S: The current status of the process (zombied, sleeping, running, uninterruptedly sleeping, or traced).
%CPU: The percentage of the processor time used by the process.
%MEM: The percentage of physical RAM used by the process.
TIME+: How much processor time the process has used.
COMMAND: The name of the command that started the process.
The difference between VIRT, RES and SHR:
VIRT stands for the virtual size of a process, which is the sum of memory it is actually using, memory it has mapped into itself (for instance the video card’s RAM for the X server), files on disk that have been mapped into it (most notably shared libraries), and memory shared with other processes. VIRT represents how much memory the program is able to access at the present moment.
RES stands for the resident size, which is an accurate representation of how much actual physical memory a process is consuming. (This also corresponds directly to the %MEM column)
SHR indicates how much of the VIRT size is actually sharable memory or libraries. In the case of libraries, it does not necessarily mean that the entire library is resident. For example, if a program only uses a few functions in a library, the whole library is mapped and will be counted in VIRT and SHR, but only the parts of the library file containing the functions being used will actually be loaded in and be counted under RES.
Use htop like a pro:
Htop has some very useful feature built-in to make one’s life easier when working with system processes, here a list of feature that I find very helpful.
Scroll the process list horizontally and vertically using the arrow keys
Kill a process by pressing the F9′ key
Renice a process by pressing the ‘F7′ or ‘F8′ key’s
List open files used by a process by pressing the ‘l’ key
Display only processes of a single user by pressing the ‘u’ key
Display processes sorted by any htop column by pressing the ‘F6′ key
Display processes in a tree view by pressing the ‘F5′ key
Another useful option in htop is the setup menu which can be accessed by pressing the ‘F2′ key. Here you can change the behavior of the meter bar, customize some of the htop display options, choose a color theme for the htop output and choose what columns needs to be displayed for the processes in htop.

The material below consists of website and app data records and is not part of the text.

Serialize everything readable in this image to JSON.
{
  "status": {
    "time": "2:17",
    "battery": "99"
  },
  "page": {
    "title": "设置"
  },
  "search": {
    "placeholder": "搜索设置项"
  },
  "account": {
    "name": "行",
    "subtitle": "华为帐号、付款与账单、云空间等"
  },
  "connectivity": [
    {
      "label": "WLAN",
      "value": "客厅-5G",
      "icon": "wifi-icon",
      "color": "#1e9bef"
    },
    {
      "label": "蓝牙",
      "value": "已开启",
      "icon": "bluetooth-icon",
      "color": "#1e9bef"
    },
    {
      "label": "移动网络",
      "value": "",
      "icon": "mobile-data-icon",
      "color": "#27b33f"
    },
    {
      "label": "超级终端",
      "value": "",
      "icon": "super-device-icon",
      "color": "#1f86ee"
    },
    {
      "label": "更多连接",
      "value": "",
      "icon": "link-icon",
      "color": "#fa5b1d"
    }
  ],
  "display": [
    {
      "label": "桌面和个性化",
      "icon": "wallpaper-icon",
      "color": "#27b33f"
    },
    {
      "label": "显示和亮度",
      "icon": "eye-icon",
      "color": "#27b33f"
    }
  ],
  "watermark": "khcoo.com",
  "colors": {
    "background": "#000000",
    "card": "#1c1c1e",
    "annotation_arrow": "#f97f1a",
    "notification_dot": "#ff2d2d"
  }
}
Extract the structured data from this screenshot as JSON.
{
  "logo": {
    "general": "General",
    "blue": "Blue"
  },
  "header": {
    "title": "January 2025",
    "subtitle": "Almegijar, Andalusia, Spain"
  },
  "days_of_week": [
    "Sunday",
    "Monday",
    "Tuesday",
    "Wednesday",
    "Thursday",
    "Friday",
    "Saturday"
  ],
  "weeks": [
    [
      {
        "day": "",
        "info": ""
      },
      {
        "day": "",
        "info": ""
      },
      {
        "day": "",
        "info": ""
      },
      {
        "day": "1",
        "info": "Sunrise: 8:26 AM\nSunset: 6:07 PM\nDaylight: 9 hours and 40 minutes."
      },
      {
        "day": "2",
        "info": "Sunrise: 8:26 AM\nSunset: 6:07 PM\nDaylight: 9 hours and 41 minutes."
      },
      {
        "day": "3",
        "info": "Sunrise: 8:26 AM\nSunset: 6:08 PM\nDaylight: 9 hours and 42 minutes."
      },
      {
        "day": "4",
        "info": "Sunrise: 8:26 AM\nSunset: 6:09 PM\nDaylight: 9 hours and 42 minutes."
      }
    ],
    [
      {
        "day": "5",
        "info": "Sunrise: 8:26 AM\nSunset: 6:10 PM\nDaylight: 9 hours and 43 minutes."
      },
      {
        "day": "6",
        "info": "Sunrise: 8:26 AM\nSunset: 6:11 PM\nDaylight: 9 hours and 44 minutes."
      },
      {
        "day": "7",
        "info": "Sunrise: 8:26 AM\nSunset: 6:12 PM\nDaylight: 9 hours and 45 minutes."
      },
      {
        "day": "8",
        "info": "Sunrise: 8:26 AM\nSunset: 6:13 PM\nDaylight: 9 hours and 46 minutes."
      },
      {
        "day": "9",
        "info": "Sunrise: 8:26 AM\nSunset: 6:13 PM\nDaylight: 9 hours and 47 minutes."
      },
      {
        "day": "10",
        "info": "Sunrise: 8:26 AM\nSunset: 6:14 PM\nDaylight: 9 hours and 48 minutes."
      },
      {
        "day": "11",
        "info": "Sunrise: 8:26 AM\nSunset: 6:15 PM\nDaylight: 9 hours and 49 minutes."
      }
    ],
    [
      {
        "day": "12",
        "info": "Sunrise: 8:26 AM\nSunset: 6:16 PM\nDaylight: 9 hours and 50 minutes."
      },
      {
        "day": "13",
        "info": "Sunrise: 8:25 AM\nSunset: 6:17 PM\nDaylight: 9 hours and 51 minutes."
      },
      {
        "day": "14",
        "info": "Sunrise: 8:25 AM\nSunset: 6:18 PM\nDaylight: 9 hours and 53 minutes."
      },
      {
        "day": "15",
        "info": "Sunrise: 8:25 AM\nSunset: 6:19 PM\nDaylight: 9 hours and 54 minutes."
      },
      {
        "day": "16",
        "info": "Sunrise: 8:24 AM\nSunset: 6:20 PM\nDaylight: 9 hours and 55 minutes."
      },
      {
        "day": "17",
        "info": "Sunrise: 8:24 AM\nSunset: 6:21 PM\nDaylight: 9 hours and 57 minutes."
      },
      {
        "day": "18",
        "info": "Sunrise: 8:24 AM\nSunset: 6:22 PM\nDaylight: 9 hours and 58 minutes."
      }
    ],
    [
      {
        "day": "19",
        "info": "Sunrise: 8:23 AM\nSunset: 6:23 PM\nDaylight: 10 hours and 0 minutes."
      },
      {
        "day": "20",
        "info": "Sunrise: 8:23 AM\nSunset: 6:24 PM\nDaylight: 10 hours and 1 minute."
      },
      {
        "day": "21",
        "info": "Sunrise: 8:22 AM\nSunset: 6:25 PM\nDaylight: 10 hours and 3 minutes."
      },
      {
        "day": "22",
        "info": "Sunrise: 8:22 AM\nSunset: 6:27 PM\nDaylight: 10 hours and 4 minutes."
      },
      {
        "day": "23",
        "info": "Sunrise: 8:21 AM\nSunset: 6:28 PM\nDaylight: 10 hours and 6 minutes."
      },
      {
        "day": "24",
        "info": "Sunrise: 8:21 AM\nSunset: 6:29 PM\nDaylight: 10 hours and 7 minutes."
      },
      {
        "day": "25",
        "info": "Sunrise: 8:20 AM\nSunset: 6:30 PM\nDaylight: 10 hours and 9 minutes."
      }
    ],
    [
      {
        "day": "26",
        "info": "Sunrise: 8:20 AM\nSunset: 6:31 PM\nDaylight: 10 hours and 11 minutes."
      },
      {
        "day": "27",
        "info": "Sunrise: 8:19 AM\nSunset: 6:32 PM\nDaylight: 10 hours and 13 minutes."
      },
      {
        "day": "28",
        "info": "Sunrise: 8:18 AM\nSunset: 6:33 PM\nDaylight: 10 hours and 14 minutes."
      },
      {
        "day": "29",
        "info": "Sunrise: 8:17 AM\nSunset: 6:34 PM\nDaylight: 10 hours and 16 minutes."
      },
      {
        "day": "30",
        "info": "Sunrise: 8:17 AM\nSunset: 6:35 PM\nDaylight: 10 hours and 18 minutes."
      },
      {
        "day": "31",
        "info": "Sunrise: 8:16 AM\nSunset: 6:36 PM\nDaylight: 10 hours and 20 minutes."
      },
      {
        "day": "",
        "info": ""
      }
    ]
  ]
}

Htop is a fantastic tool that is over looked at times. When I suspect that there is performance issues with a system, htop is one of the first tools that I use to start the investigation to what might be causing the problem. I hope someone will find this article useful and if anyone has any question leave a comment below and I will try and answer it.